The animation was slick and at times I found the hard edge of CG out of place with the softness of the characters and some of the background. Overall it was beautiful. The writing stood on its own merits and prove that the story is the thing that makes the series.

Overall Grade: A-

If you haven’t seen any of the Hanasaku iroha series, I strongly suggest it before you watch the movie. I not saying the move could stand on its own, but I think have some historical background about the series and characters will help it be that much more enjoyable.

If you are looking for a heart warming film that both reaffirms our own struggles with our past and the connections we have with family the Hanasaku Iroha: Home Sweet Home is a film that you will love.

Aquarion EVOL part 2 (anime review)

Aquarion EVOL part 2Title: Aquarion EVOL part 2 combo pack

Director: Shoji Kawamori

Written By: Mari Okada

Studio: Satelight , 8-bit

U. S. Distributor: FUNimation

U. S. Release Date:

Format: DVD / Blu-ray / 13 Episodes / 325 Minutes

Genre: Mecha, Romance, Sci Fi

Age Rating: TV 14

Overall Personal Rating: B-



The intergalactic hijinks continue as beings from a womanless planet target the girls of the newly coed Neo-DEAVA academy. Meanwhile, a mysterious villain’s plot slowly comes to light, Amata’s past is revealed, and Mikono finds herself in the middle of a really awkward threesome.

The hormone-fueled pilots will have to survive unusual training methods and swimsuit-filled secret missions in order to grow strong enough to kick some otherworldly tail, but as the boys and girls get closer to each other, they discover that destiny might not be on their side. Victory could require the legendary mecha Aquarion’s ultimate form – even if summoning it means breaking an intimate taboo.



A 12 thousand year story come to an end. Of course Aquarion EVOL isn’t just another love story it a tail of souls torn apart being reunited. This simple plot is give plenty of life in this fan serviced filled story. I have a feeling that if it were not for the sexual connotations that run through this epic story the plot would end up even flater than it is, but at the same time the fan service ends up getting in the way of a story that could have been much more than it is. As with the original Aquarion story there is a great deal of mystery and confusion that runs through the plot, but with EVOL the main character ends up being way to wimpy which makes the ending a lot less dramtic.

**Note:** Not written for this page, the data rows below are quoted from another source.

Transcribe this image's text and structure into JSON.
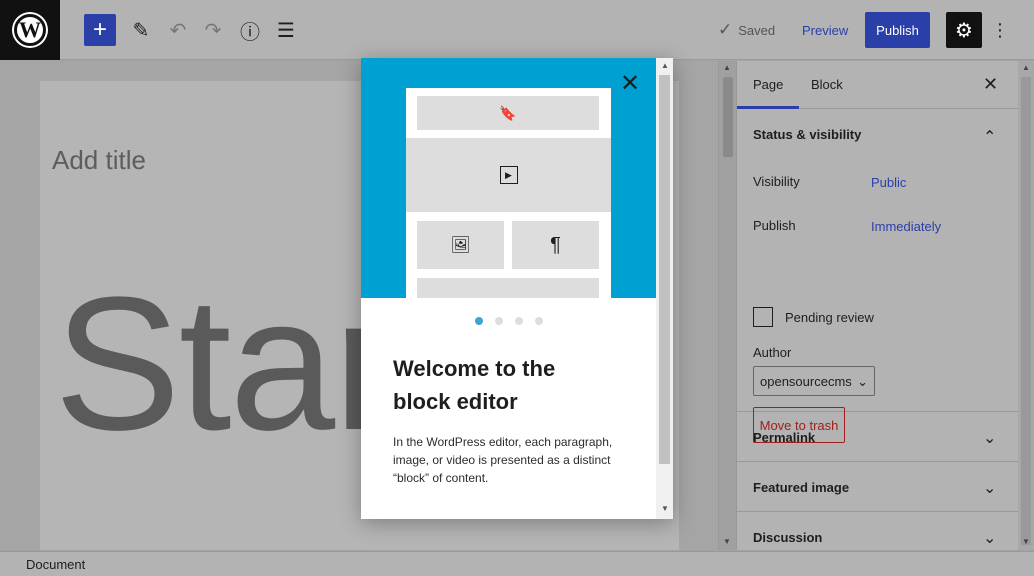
{
  "toolbar": {
    "logo_glyph": "W",
    "inserter_glyph": "+",
    "tools_glyph": "✎",
    "undo_glyph": "↶",
    "redo_glyph": "↷",
    "info_glyph": "ⓘ",
    "outline_glyph": "☰",
    "saved_label": "Saved",
    "check_glyph": "✓",
    "preview_label": "Preview",
    "publish_label": "Publish",
    "settings_glyph": "⚙",
    "more_glyph": "⋮"
  },
  "canvas": {
    "title_placeholder": "Add title",
    "big_text": "Star"
  },
  "sidebar": {
    "tabs": [
      {
        "label": "Page",
        "active": true
      },
      {
        "label": "Block",
        "active": false
      }
    ],
    "close_glyph": "✕",
    "status_panel": {
      "title": "Status & visibility",
      "chevron": "⌃",
      "visibility_label": "Visibility",
      "visibility_value": "Public",
      "publish_label": "Publish",
      "publish_value": "Immediately",
      "pending_label": "Pending review",
      "pending_checked": false,
      "author_label": "Author",
      "author_value": "opensourcecms",
      "select_caret": "⌄",
      "trash_label": "Move to trash"
    },
    "collapsed_panels": [
      {
        "title": "Permalink",
        "chevron": "⌄"
      },
      {
        "title": "Featured image",
        "chevron": "⌄"
      },
      {
        "title": "Discussion",
        "chevron": "⌄"
      }
    ]
  },
  "statusbar": {
    "label": "Document"
  },
  "modal": {
    "close_glyph": "✕",
    "blocks": {
      "bookmark_glyph": "🔖",
      "play_glyph": "▶",
      "image_glyph": "🖼",
      "pilcrow_glyph": "¶"
    },
    "pages_total": 4,
    "page_active": 1,
    "title": "Welcome to the block editor",
    "body": "In the WordPress editor, each paragraph, image, or video is presented as a distinct “block” of content."
  },
  "colors": {
    "accent": "#2a3fa8",
    "hero": "#00a0d2",
    "danger": "#a0201f"
  }
}
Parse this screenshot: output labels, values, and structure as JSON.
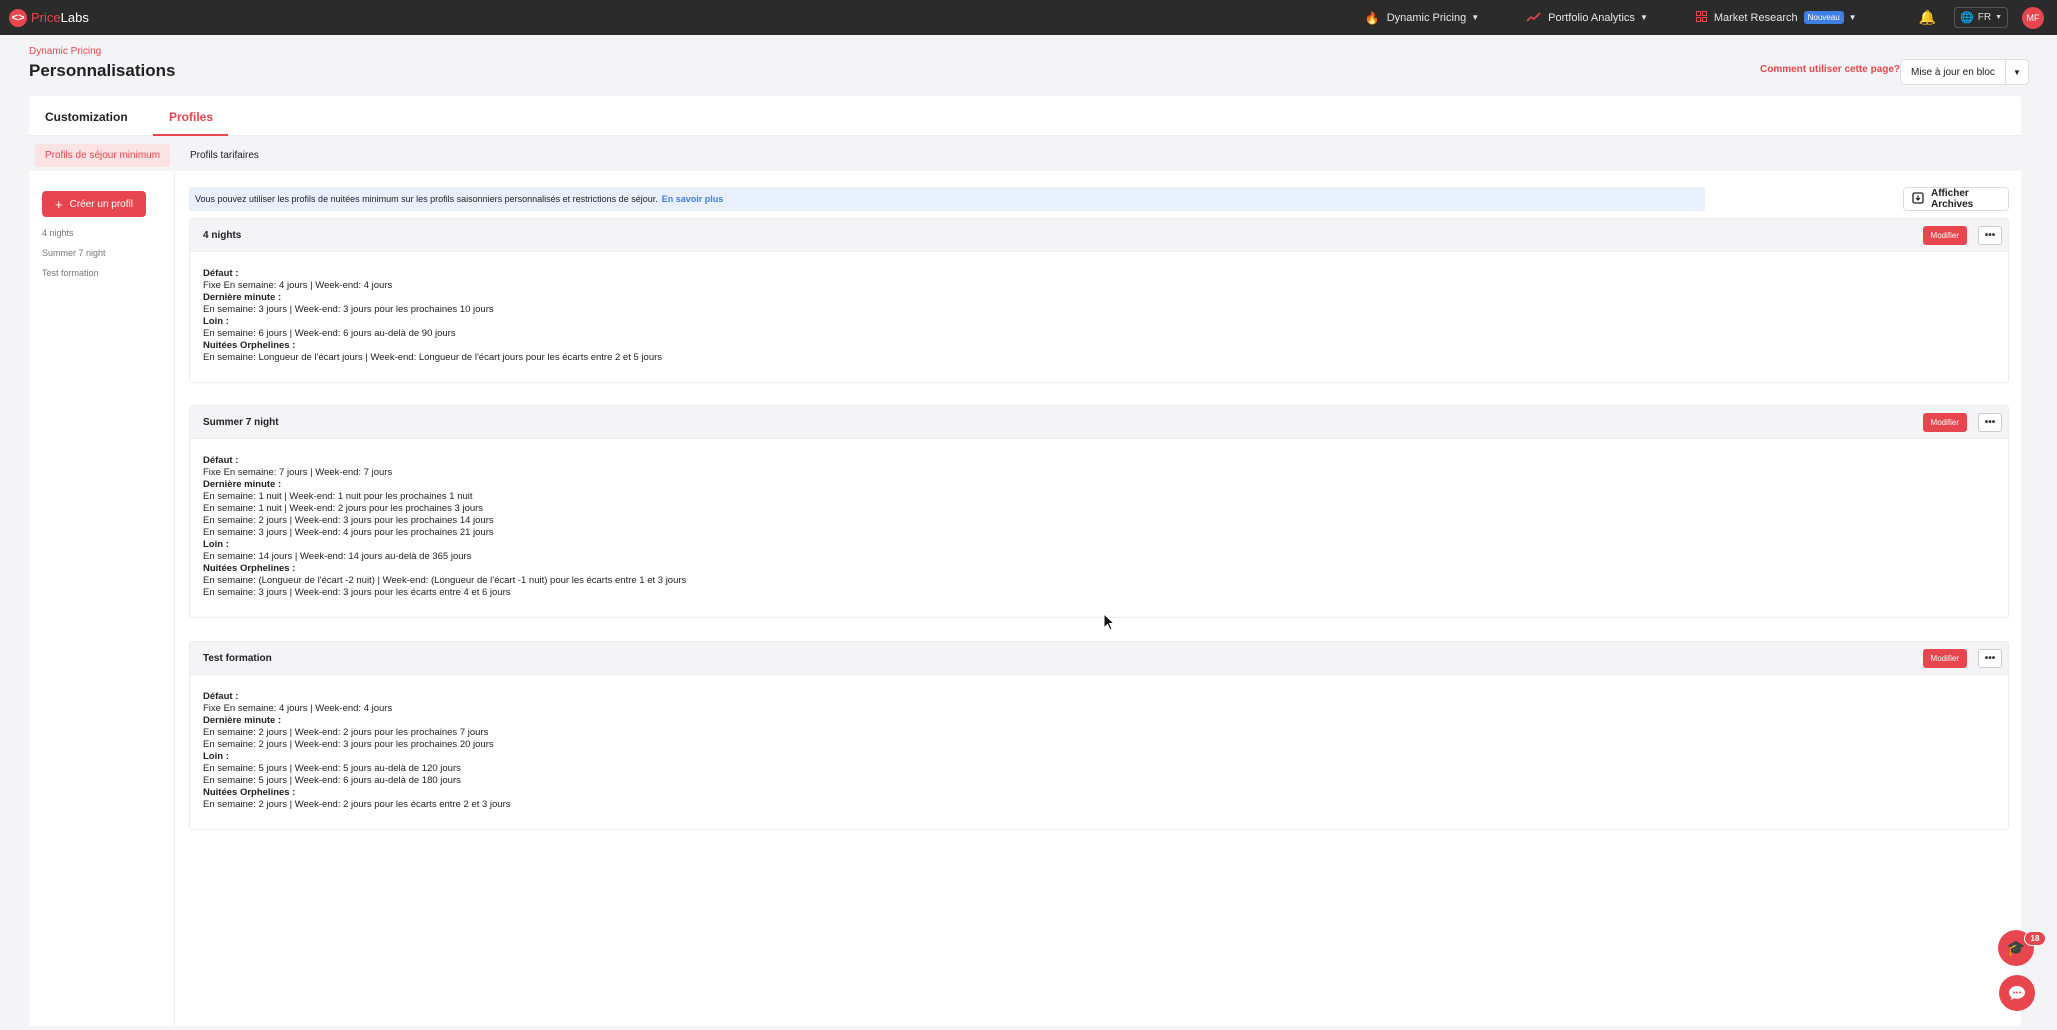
{
  "nav": {
    "logo_icon": "<>",
    "logo_part1": "Price",
    "logo_part2": "Labs",
    "dynamic_pricing": "Dynamic Pricing",
    "portfolio_analytics": "Portfolio Analytics",
    "market_research": "Market Research",
    "market_research_badge": "Nouveau",
    "language": "FR",
    "avatar_initials": "MF"
  },
  "header": {
    "breadcrumb": "Dynamic Pricing",
    "title": "Personnalisations",
    "help_link": "Comment utiliser cette page?",
    "bulk_update": "Mise à jour en bloc"
  },
  "tabs": {
    "customization": "Customization",
    "profiles": "Profiles"
  },
  "subtabs": {
    "min_stay": "Profils de séjour minimum",
    "pricing": "Profils tarifaires"
  },
  "sidebar": {
    "create_label": "Créer un profil",
    "items": [
      "4 nights",
      "Summer 7 night",
      "Test formation"
    ]
  },
  "info": {
    "text": "Vous pouvez utiliser les profils de nuitées minimum sur les profils saisonniers personnalisés et restrictions de séjour.",
    "link": "En savoir plus"
  },
  "archives_label": "Afficher Archives",
  "edit_label": "Modifier",
  "more_label": "•••",
  "profiles": [
    {
      "name": "4 nights",
      "lines": [
        {
          "text": "Défaut :",
          "heading": true
        },
        {
          "text": "Fixe En semaine: 4 jours | Week-end: 4 jours",
          "heading": false
        },
        {
          "text": "Dernière minute :",
          "heading": true
        },
        {
          "text": "En semaine: 3 jours | Week-end: 3 jours pour les prochaines 10 jours",
          "heading": false
        },
        {
          "text": "Loin :",
          "heading": true
        },
        {
          "text": "En semaine: 6 jours | Week-end: 6 jours au-delà de 90 jours",
          "heading": false
        },
        {
          "text": "Nuitées Orphelines :",
          "heading": true
        },
        {
          "text": "En semaine: Longueur de l'écart jours | Week-end: Longueur de l'écart jours pour les écarts entre 2 et 5 jours",
          "heading": false
        }
      ]
    },
    {
      "name": "Summer 7 night",
      "lines": [
        {
          "text": "Défaut :",
          "heading": true
        },
        {
          "text": "Fixe En semaine: 7 jours | Week-end: 7 jours",
          "heading": false
        },
        {
          "text": "Dernière minute :",
          "heading": true
        },
        {
          "text": "En semaine: 1 nuit | Week-end: 1 nuit pour les prochaines 1 nuit",
          "heading": false
        },
        {
          "text": "En semaine: 1 nuit | Week-end: 2 jours pour les prochaines 3 jours",
          "heading": false
        },
        {
          "text": "En semaine: 2 jours | Week-end: 3 jours pour les prochaines 14 jours",
          "heading": false
        },
        {
          "text": "En semaine: 3 jours | Week-end: 4 jours pour les prochaines 21 jours",
          "heading": false
        },
        {
          "text": "Loin :",
          "heading": true
        },
        {
          "text": "En semaine: 14 jours | Week-end: 14 jours au-delà de 365 jours",
          "heading": false
        },
        {
          "text": "Nuitées Orphelines :",
          "heading": true
        },
        {
          "text": "En semaine: (Longueur de l'écart -2 nuit) | Week-end: (Longueur de l'écart -1 nuit) pour les écarts entre 1 et 3 jours",
          "heading": false
        },
        {
          "text": "En semaine: 3 jours | Week-end: 3 jours pour les écarts entre 4 et 6 jours",
          "heading": false
        }
      ]
    },
    {
      "name": "Test formation",
      "lines": [
        {
          "text": "Défaut :",
          "heading": true
        },
        {
          "text": "Fixe En semaine: 4 jours | Week-end: 4 jours",
          "heading": false
        },
        {
          "text": "Dernière minute :",
          "heading": true
        },
        {
          "text": "En semaine: 2 jours | Week-end: 2 jours pour les prochaines 7 jours",
          "heading": false
        },
        {
          "text": "En semaine: 2 jours | Week-end: 3 jours pour les prochaines 20 jours",
          "heading": false
        },
        {
          "text": "Loin :",
          "heading": true
        },
        {
          "text": "En semaine: 5 jours | Week-end: 5 jours au-delà de 120 jours",
          "heading": false
        },
        {
          "text": "En semaine: 5 jours | Week-end: 6 jours au-delà de 180 jours",
          "heading": false
        },
        {
          "text": "Nuitées Orphelines :",
          "heading": true
        },
        {
          "text": "En semaine: 2 jours | Week-end: 2 jours pour les écarts entre 2 et 3 jours",
          "heading": false
        }
      ]
    }
  ],
  "help_badge": "18",
  "colors": {
    "accent": "#e8464e",
    "link": "#3f7fe4",
    "nav_bg": "#2b2b2b"
  }
}
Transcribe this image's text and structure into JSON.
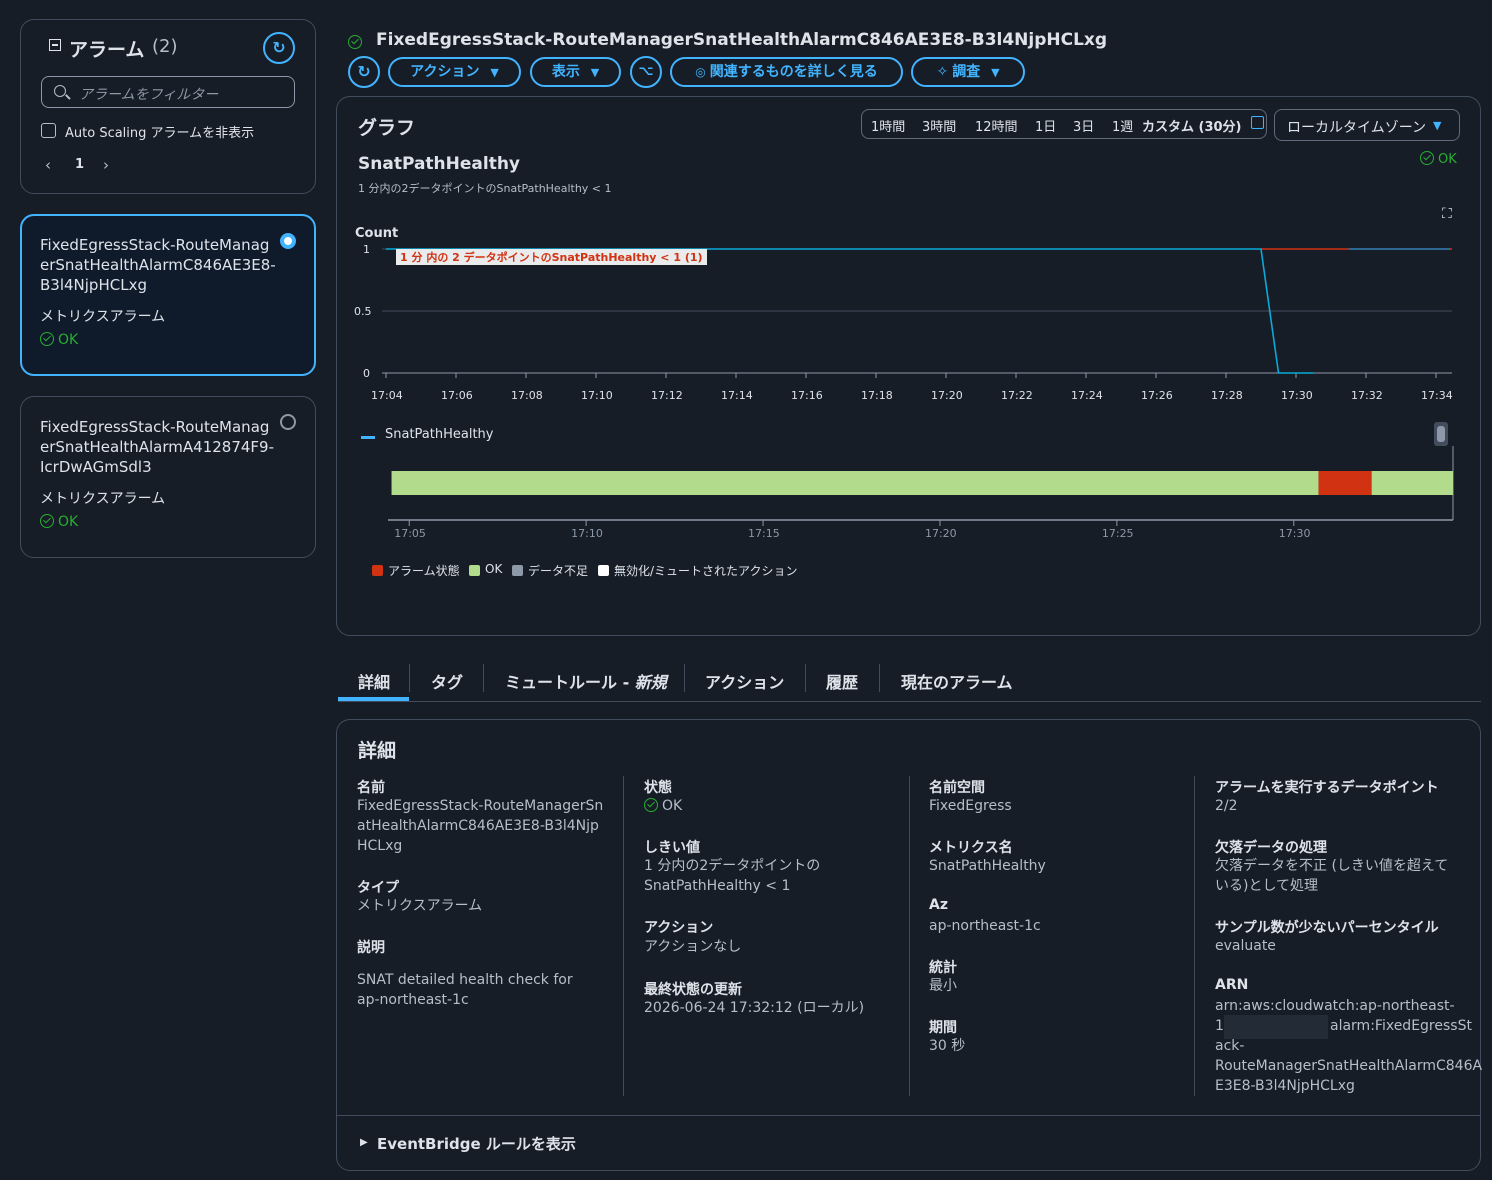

The animation of EVOL is great and serves the story well. In fact I would say it is the saving grace for the entire series. The slick look gives the series its real appeal. It is a classic look given a contemporary style that does not betray the essence of the story, rather it enhances it to the point that makes it watchable. With the writing leaving you dazed and confused it takes the visual power to keep you watching.

Overall Grade: B-

Aquarion EVOL is a series that possess a great deal of potential and also plenty of fun for the fan service crows. Unfortunately, it fails to completely deliver. The level of confusion and just out right complexity betrays it and almost sends the series to its death. The fun with sexual innuendos and the high quality of animation helps save the series from itself. If you are a fan of Aquarion then you will mostly be a fan of EVOL, but don’t expect it to be close to the same, just expect it to look good and manage to lose you from time to time.